Or Nah? is a feature where we watch and review the first episode of a new TV show. We’ll let you know if it’s worth checking out. As always, these reviews are the opinion of the reviewer, but we’ll try to adequately explain why you should or shouldn’t give the show a chance and provide shows for comparison.
What’s it about?
The United States government recruits a scientist, Rufus Carlin, a history professor, Lucy Preston, and a solider, Wyatt Logan, to utilize their collective expertise to travel back in time to stop a seemingly ruthless criminal, Garcia Flynn, from altering the past.
Unbeknownst to the U.S. government, scientist Connor Mason invents a time machine, only to have it stolen by Flynn, who just only a year ago killed his wife and child. Lucy, Wyatt, and Rufus follow Flynn back to the Hindenburg disaster of 1937 using another one of Mason’s time machines. As Lucy so eloquently explains, the German airship exploded during the crew’s attempts to dock it due to the static electricity that was created by the landing ropes being dragged through damp grass. For reasons unknown to the team, Flynn prevents the documented 36 causalities of this catastrophe by advising the crew to not allow the ropes to touch the ground.
With the Hindenburg now set to fly key players in subsequent historical events back to Europe, Lucy figures out that Flynn only wished to delay the disaster by a few days to kill people significant to American history, such as Omar Bradley. The team is able to thwart Flynn’s plan, but Lucy begins to ponder his true intentions after he reveals her journal seemingly from the future and implores her to ask the government the real reason she was chosen for the mission.
The trio returns to the present day in which Lucy distressingly discovers that her previously dying mother is perfectly healthy, but that her sister Amy no longer exists. The episode ends with the trio being recruited to once again follow Flynn to another past historical event.
Unlike other time travel shows, Timeless involves actual past historical events as opposed to dealing with a completely fictional world. I enjoyed learning about the Hindenburg disaster and the causations behind it. From the previews, it appears that the audience will receive a history lesson each week as the trio travels to events like the Lincoln assassination.
Furthermore, Timeless does not shy away from the ugly components of American history. It was unsettling to see Rufus be so uncomfortable in his black skin and for him to be addressed as “boy,” but that is true to the culture of 1937 America. Sadly, this further reminds me of how in some aspects America has not changed in present day.
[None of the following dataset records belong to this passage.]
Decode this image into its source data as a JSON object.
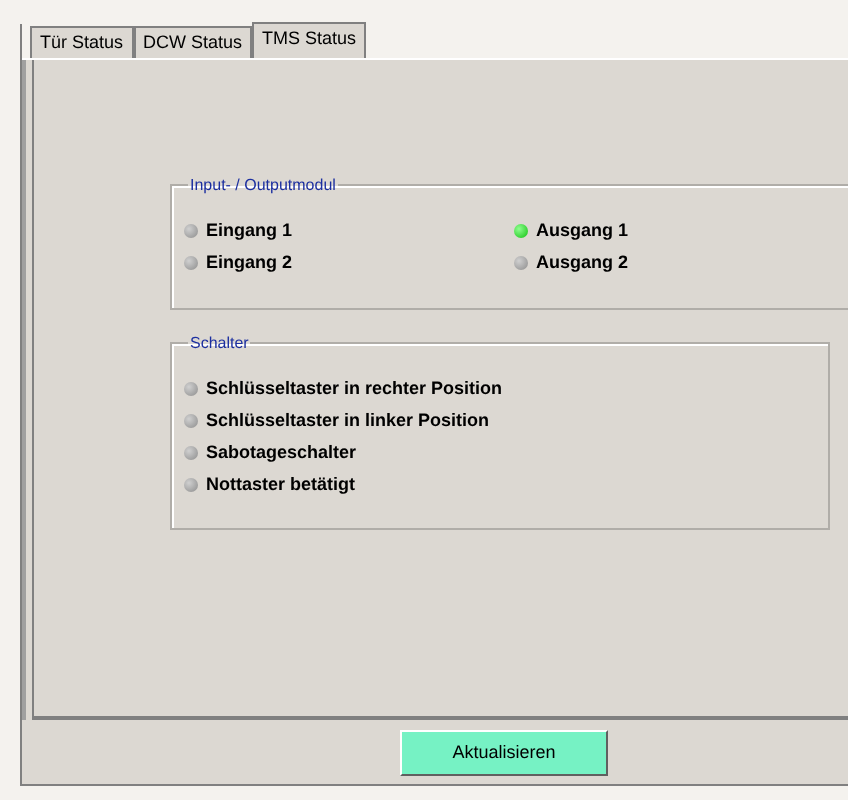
{
  "tabs": [
    {
      "label": "Tür Status",
      "selected": false
    },
    {
      "label": "DCW Status",
      "selected": false
    },
    {
      "label": "TMS Status",
      "selected": true
    }
  ],
  "io_group": {
    "title": "Input- / Outputmodul",
    "inputs": [
      {
        "label": "Eingang 1",
        "on": false
      },
      {
        "label": "Eingang 2",
        "on": false
      }
    ],
    "outputs": [
      {
        "label": "Ausgang 1",
        "on": true
      },
      {
        "label": "Ausgang 2",
        "on": false
      }
    ]
  },
  "switch_group": {
    "title": "Schalter",
    "items": [
      {
        "label": "Schlüsseltaster in rechter Position",
        "on": false
      },
      {
        "label": "Schlüsseltaster in linker Position",
        "on": false
      },
      {
        "label": "Sabotageschalter",
        "on": false
      },
      {
        "label": "Nottaster betätigt",
        "on": false
      }
    ]
  },
  "refresh_button": "Aktualisieren"
}
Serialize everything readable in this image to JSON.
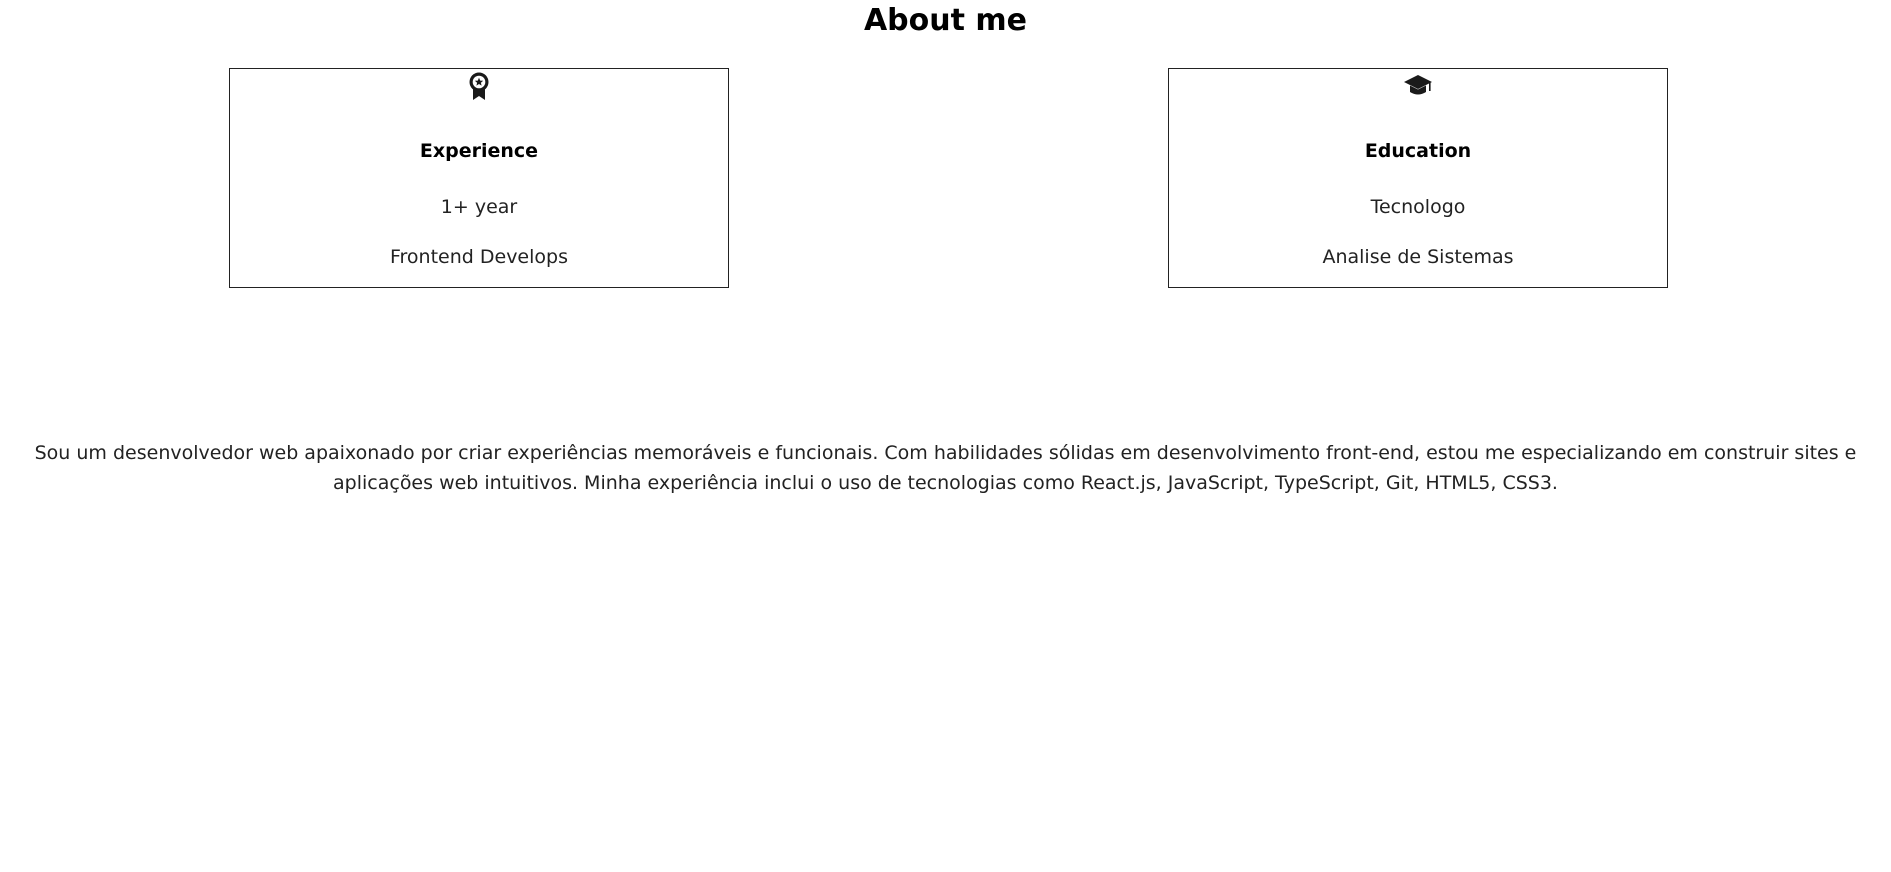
{
  "page": {
    "title": "About me"
  },
  "cards": {
    "experience": {
      "icon": "award-medal-icon",
      "title": "Experience",
      "line1": "1+ year",
      "line2": "Frontend Develops"
    },
    "education": {
      "icon": "graduation-cap-icon",
      "title": "Education",
      "line1": "Tecnologo",
      "line2": "Analise de Sistemas"
    }
  },
  "bio": {
    "text": "Sou um desenvolvedor web apaixonado por criar experiências memoráveis e funcionais. Com habilidades sólidas em desenvolvimento front-end, estou me especializando em construir sites e aplicações web intuitivos. Minha experiência inclui o uso de tecnologias como React.js, JavaScript, TypeScript, Git, HTML5, CSS3."
  },
  "colors": {
    "border": "#222222",
    "text": "#1f1f1f",
    "background": "#ffffff"
  }
}
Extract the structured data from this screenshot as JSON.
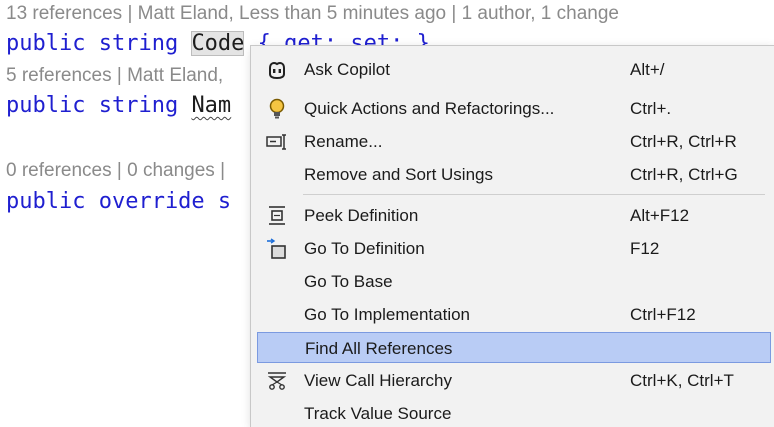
{
  "editor": {
    "lens1": "13 references | Matt Eland, Less than 5 minutes ago | 1 author, 1 change",
    "line1": {
      "kw": "public string ",
      "ident": "Code",
      "rest": " { get; set; }"
    },
    "lens2": "5 references | Matt Eland,",
    "line2": {
      "kw": "public string ",
      "ident": "Nam"
    },
    "lens3": "0 references | 0 changes |",
    "line3": {
      "kw": "public override s"
    }
  },
  "menu": {
    "items": [
      {
        "label": "Ask Copilot",
        "shortcut": "Alt+/",
        "icon": "copilot-icon"
      },
      {
        "label": "Quick Actions and Refactorings...",
        "shortcut": "Ctrl+.",
        "icon": "lightbulb-icon"
      },
      {
        "label": "Rename...",
        "shortcut": "Ctrl+R, Ctrl+R",
        "icon": "rename-icon"
      },
      {
        "label": "Remove and Sort Usings",
        "shortcut": "Ctrl+R, Ctrl+G",
        "icon": ""
      },
      {
        "label": "Peek Definition",
        "shortcut": "Alt+F12",
        "icon": "peek-definition-icon"
      },
      {
        "label": "Go To Definition",
        "shortcut": "F12",
        "icon": "go-to-definition-icon"
      },
      {
        "label": "Go To Base",
        "shortcut": "",
        "icon": ""
      },
      {
        "label": "Go To Implementation",
        "shortcut": "Ctrl+F12",
        "icon": ""
      },
      {
        "label": "Find All References",
        "shortcut": "",
        "icon": "",
        "highlighted": true
      },
      {
        "label": "View Call Hierarchy",
        "shortcut": "Ctrl+K, Ctrl+T",
        "icon": "call-hierarchy-icon"
      },
      {
        "label": "Track Value Source",
        "shortcut": "",
        "icon": ""
      }
    ]
  },
  "colors": {
    "keyword": "#1f1fd0",
    "highlight": "#b9ccf5",
    "lens_text": "#8a8a8a"
  }
}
What didn’t work?
Throughout the episode, I never really felt like the trio was a true team. There is some sexual tension between Lucy and Wyatt that I am for certain the show will play with throughout the season. These borderline filtrations come at a cost to the overall team dynamic. It feels more like a duo plus one rather than a trio. However, this distance may have been formulated on purpose since it is revealed towards the end of the episode that Rufus is reporting back to Mason with recordings of Lucy and Wyatt.
The premise is not an entirely new concept. As I was watching, I was reminded of Legends of Tomorrow and make comparisons along the way. I might have been more intrigued by the “go back in time to save the future” premise if Legends was not so freshly on my mind. Additionally, it was not made very clear how the trio’s skill set could be put to practical use in stopping an armed villain like Flynn.
Although I did find Timeless entertaining, it is not novel or captivating enough to be added to my DVR recordings. I didn’t care enough about Lucy’s misfortune, Flynn’s next move, or Rufus’s scheming to want to tune in again next week.
Timeless series premiere
I would suggest watching Timeless if you are a major fan of anything relating to time travel. Just don’t expect anything too nuanced.